In the end, the Magic may have to shake up this roster to maximize their talent. Aaron Gordon, Jonathan Isaac, Vucevic, Mo Bamba and Aminu are all worthy of starting frontcourt jobs, and Gordon’s growth has already been stunted by playing on the wing instead of at his natural power forward position.
Unless Fultz can prove he’s healthy or some sort of major trade takes place, Orlando won’t be much better than its 42 wins last season.
17. Sacramento Kings
Biggest Adds: Trevor Ariza, Dewayne Dedmon, Cory Joseph
Worst Losses: Willie Cauley-Stein, Alec Burks

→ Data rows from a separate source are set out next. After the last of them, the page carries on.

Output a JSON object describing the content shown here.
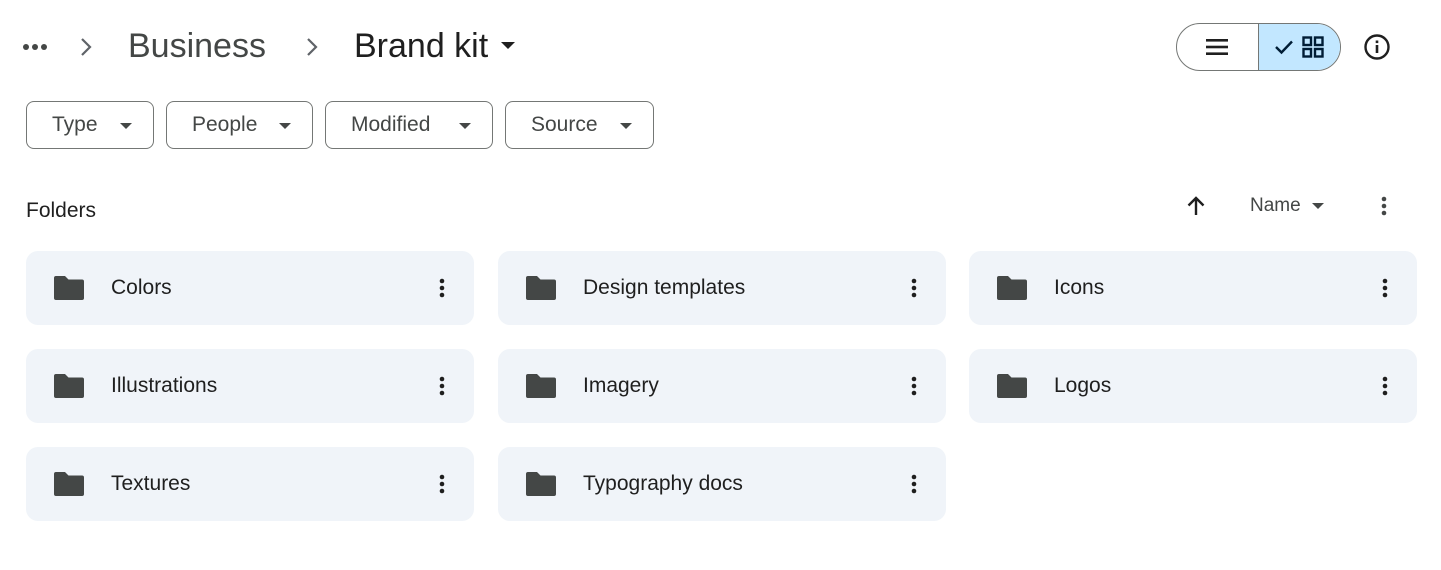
{
  "breadcrumb": {
    "more_icon": "more-horiz-icon",
    "separator_icon": "chevron-right-icon",
    "parent": "Business",
    "current": "Brand kit",
    "current_dropdown_icon": "arrow-drop-down-icon"
  },
  "view_toggle": {
    "list_icon": "list-view-icon",
    "grid_icon": "grid-view-icon",
    "selected_icon": "check-icon",
    "selected": "grid"
  },
  "info_icon": "info-icon",
  "filters": [
    {
      "label": "Type"
    },
    {
      "label": "People"
    },
    {
      "label": "Modified"
    },
    {
      "label": "Source"
    }
  ],
  "section": {
    "title": "Folders",
    "sort_direction_icon": "arrow-upward-icon",
    "sort_label": "Name",
    "more_icon": "more-vert-icon"
  },
  "folders": [
    {
      "name": "Colors"
    },
    {
      "name": "Design templates"
    },
    {
      "name": "Icons"
    },
    {
      "name": "Illustrations"
    },
    {
      "name": "Imagery"
    },
    {
      "name": "Logos"
    },
    {
      "name": "Textures"
    },
    {
      "name": "Typography docs"
    }
  ],
  "colors": {
    "selected_segment": "#c2e7ff",
    "folder_card": "#f0f4f9",
    "icon": "#444746"
  }
}
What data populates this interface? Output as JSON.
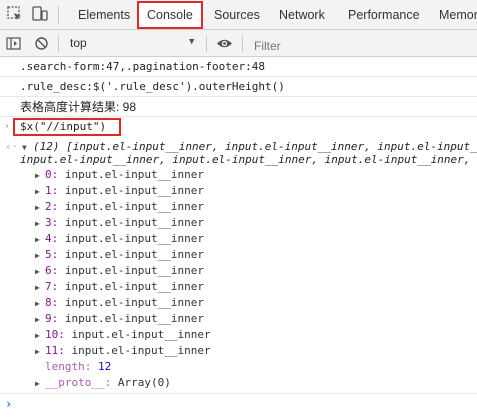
{
  "tabs": [
    {
      "label": "Elements"
    },
    {
      "label": "Console"
    },
    {
      "label": "Sources"
    },
    {
      "label": "Network"
    },
    {
      "label": "Performance"
    },
    {
      "label": "Memor"
    }
  ],
  "toolbar": {
    "context": "top",
    "filter_placeholder": "Filter"
  },
  "console": {
    "log1": ".search-form:47,.pagination-footer:48",
    "log2": ".rule_desc:$('.rule_desc').outerHeight()",
    "log3": "表格高度计算结果: 98",
    "command": "$x(\"//input\")",
    "result_summary_1": "(12) [input.el-input__inner, input.el-input__inner, input.el-input__",
    "result_summary_2": "input.el-input__inner, input.el-input__inner, input.el-input__inner, input.el-input__inner",
    "items": [
      {
        "key": "0",
        "value": "input.el-input__inner"
      },
      {
        "key": "1",
        "value": "input.el-input__inner"
      },
      {
        "key": "2",
        "value": "input.el-input__inner"
      },
      {
        "key": "3",
        "value": "input.el-input__inner"
      },
      {
        "key": "4",
        "value": "input.el-input__inner"
      },
      {
        "key": "5",
        "value": "input.el-input__inner"
      },
      {
        "key": "6",
        "value": "input.el-input__inner"
      },
      {
        "key": "7",
        "value": "input.el-input__inner"
      },
      {
        "key": "8",
        "value": "input.el-input__inner"
      },
      {
        "key": "9",
        "value": "input.el-input__inner"
      },
      {
        "key": "10",
        "value": "input.el-input__inner"
      },
      {
        "key": "11",
        "value": "input.el-input__inner"
      }
    ],
    "length_key": "length",
    "length_value": "12",
    "proto_key": "__proto__",
    "proto_value": "Array(0)"
  }
}
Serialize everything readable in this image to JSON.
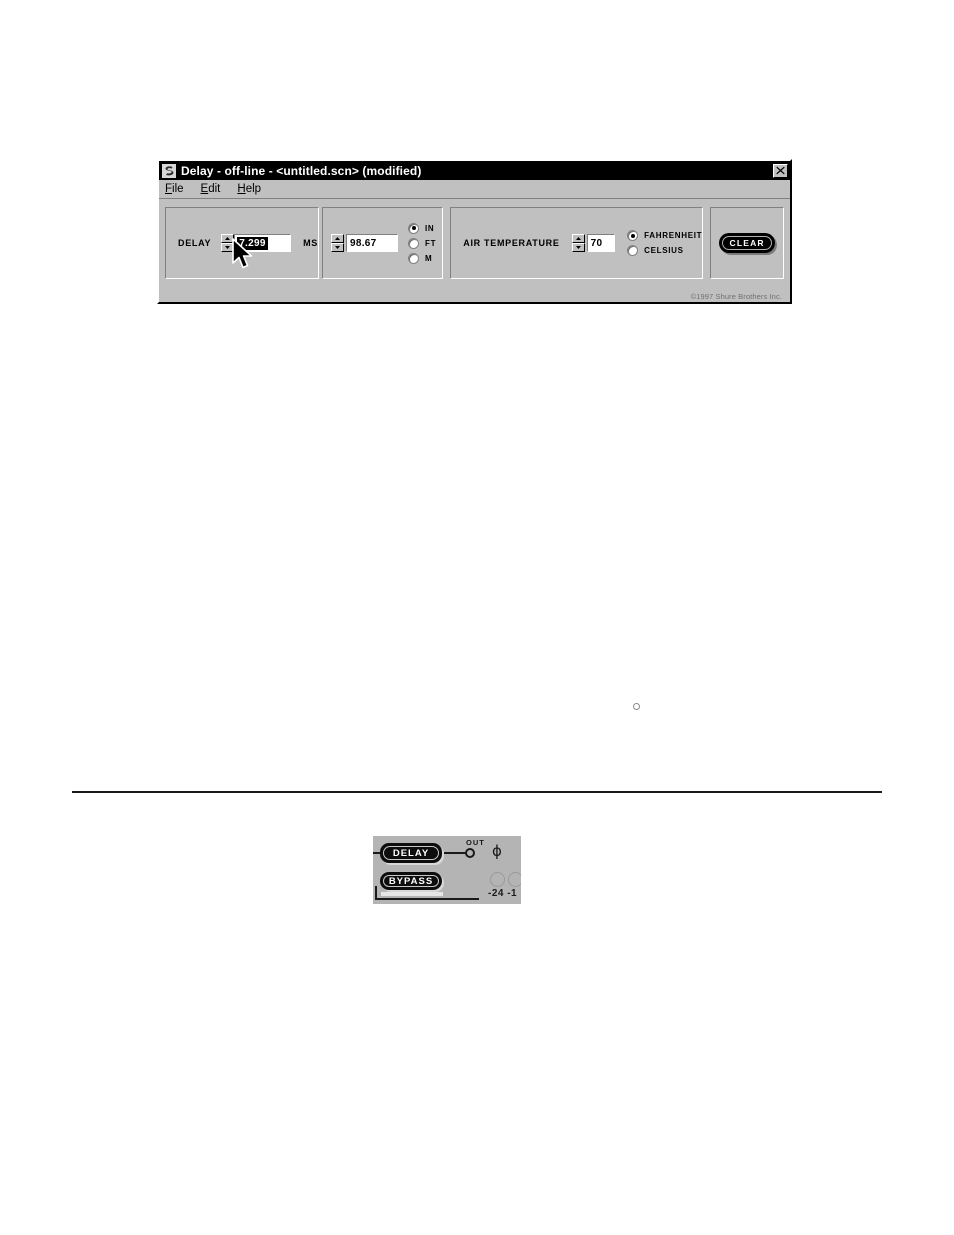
{
  "delay_window": {
    "titlebar": {
      "logo_icon": "shure-s-logo-icon",
      "title": "Delay - off-line - <untitled.scn> (modified)",
      "close_icon": "close-x-icon",
      "title_bg": "#000000",
      "title_fg": "#ffffff"
    },
    "menubar": {
      "items": [
        {
          "label": "File",
          "mnemonic": "F",
          "rest": "ile"
        },
        {
          "label": "Edit",
          "mnemonic": "E",
          "rest": "dit"
        },
        {
          "label": "Help",
          "mnemonic": "H",
          "rest": "elp"
        }
      ]
    },
    "delay_group": {
      "label": "DELAY",
      "value": "7.299",
      "value_selected": true,
      "units_label": "MS",
      "spinner_up_icon": "spinner-up-arrow-icon",
      "spinner_down_icon": "spinner-down-arrow-icon"
    },
    "distance_group": {
      "value": "98.67",
      "spinner_up_icon": "spinner-up-arrow-icon",
      "spinner_down_icon": "spinner-down-arrow-icon",
      "unit_options": [
        {
          "label": "IN",
          "selected": true
        },
        {
          "label": "FT",
          "selected": false
        },
        {
          "label": "M",
          "selected": false
        }
      ]
    },
    "temperature_group": {
      "label": "AIR TEMPERATURE",
      "value": "70",
      "spinner_up_icon": "spinner-up-arrow-icon",
      "spinner_down_icon": "spinner-down-arrow-icon",
      "scale_options": [
        {
          "label": "FAHRENHEIT",
          "selected": true
        },
        {
          "label": "CELSIUS",
          "selected": false
        }
      ]
    },
    "clear_group": {
      "button_label": "CLEAR"
    },
    "copyright": "©1997 Shure Brothers Inc.",
    "cursor_icon": "mouse-pointer-arrow-icon",
    "colors": {
      "window_face": "#c0c0c0",
      "field_bg": "#ffffff",
      "selection_bg": "#000000",
      "button_black": "#000000"
    }
  },
  "panel_crop": {
    "buttons": [
      {
        "label": "DELAY"
      },
      {
        "label": "BYPASS"
      }
    ],
    "out_label": "OUT",
    "out_jack_icon": "output-jack-icon",
    "phase_symbol": "ɸ",
    "scale_label": "-24 -1",
    "knob_icon": "rotary-knob-icon",
    "colors": {
      "panel_bg": "#b4b4b4",
      "button_black": "#0d0d0d"
    }
  },
  "page": {
    "degree_mark_icon": "degree-symbol-mark",
    "rule_color": "#1a1a1a"
  }
}
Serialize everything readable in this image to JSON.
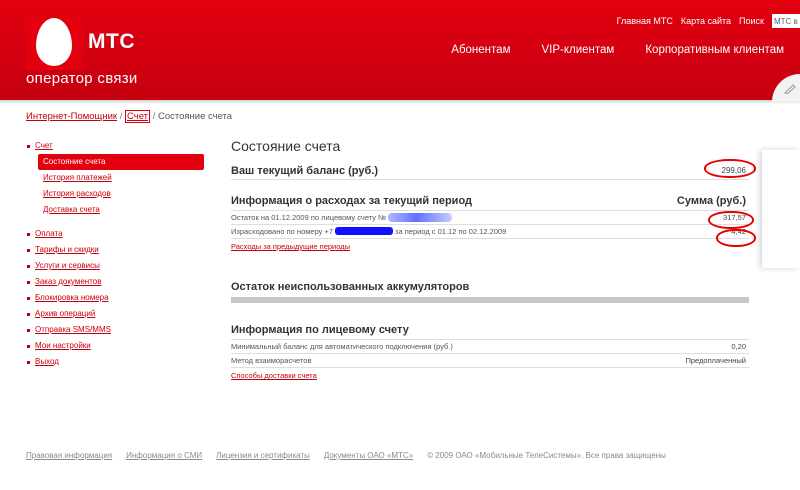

The first team out of the West playoffs a season ago, Sacramento did the right thing by signing veterans to complement its young core.
Unfortunately, even that might not be enough in this West. Though the Thunder might fall out of the playoff picture, the Los Angeles Lakers look ready to take their place. The New Orleans Pelicans and Minnesota Timberwolves could challenge, as well.
To reach the postseason, Sacramento needs star-level play from point guard De’Aaron Fox (17.3 points, 7.3 assists, 1.6 steals), power forward Marvin Bagley III (14.9 points, 7.6 rebounds, 1.0 blocks) and shooting guard Buddy Hield (20.7 points, 5.0 rebounds, 42.7 three-point percentage). Harrison Barnes, Bogdan Bogdanovic and the new free-agent signings will have to play big roles, as well.
The Kings will be good, but too many teams in the Western Conference will be better.
16. New Orleans Pelicans
Biggest Adds: Zion Williamson, Brandon Ingram, Lonzo Ball, JJ Redick, Jaxson Hayes, Derrick Favors, Josh Hart, Nicolo Melli, Nickeil Alexander-Walker
Worst Losses: Anthony Davis, Julius Randle, Elfrid Payton
Go ahead and plug in the Pelicans as your must-watch team on League Pass this season.
Between Williamson likely winning Rookie of the Year, Ingram turning into a 20-points-per-game scorer and Jrue Holiday and Ball putting the clamps on opposing backcourts, the Pelicans will be as exciting as any team in the NBA.
Favors should finally thrive in a starting center role, and Hayes is coming off an impressive summer league in which he looked like a future All-Star. Add in a haul of draft picks from the Los Angeles Lakers and this is a team that could still be star-hunting (cough, Bradley Beal, cough) this season.
While the playoffs are a possibility, this is all about long-term success for executive vice president of basketball operations David Griffin and Co. And that’s something they should enjoy plenty of.